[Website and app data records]

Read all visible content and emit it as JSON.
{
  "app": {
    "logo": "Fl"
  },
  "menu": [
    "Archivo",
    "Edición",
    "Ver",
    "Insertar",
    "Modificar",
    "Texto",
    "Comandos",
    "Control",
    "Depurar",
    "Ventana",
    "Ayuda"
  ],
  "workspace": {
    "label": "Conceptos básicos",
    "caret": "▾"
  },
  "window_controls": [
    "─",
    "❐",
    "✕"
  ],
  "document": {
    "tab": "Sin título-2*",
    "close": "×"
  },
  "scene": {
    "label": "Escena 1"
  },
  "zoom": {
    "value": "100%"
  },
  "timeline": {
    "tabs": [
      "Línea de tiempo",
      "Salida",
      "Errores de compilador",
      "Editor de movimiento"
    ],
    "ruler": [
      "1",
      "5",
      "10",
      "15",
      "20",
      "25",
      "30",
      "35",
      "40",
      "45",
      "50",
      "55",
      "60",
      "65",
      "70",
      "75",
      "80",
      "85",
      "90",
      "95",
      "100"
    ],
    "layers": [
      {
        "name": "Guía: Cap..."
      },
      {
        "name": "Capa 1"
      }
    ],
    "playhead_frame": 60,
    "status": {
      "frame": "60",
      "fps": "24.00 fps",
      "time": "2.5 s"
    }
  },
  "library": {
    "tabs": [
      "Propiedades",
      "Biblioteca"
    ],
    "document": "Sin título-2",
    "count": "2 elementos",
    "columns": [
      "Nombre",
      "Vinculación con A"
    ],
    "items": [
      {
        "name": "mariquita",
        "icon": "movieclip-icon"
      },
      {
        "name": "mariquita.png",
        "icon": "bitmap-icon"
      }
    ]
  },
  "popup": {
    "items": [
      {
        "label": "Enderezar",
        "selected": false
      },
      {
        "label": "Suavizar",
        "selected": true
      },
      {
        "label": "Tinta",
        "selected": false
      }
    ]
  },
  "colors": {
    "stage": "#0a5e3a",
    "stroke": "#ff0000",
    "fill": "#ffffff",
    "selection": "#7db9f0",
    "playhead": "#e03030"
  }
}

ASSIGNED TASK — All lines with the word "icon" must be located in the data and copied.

ANSWER TO THIS EXERCISE —
        "icon": "movieclip-icon"
        "icon": "bitmap-icon"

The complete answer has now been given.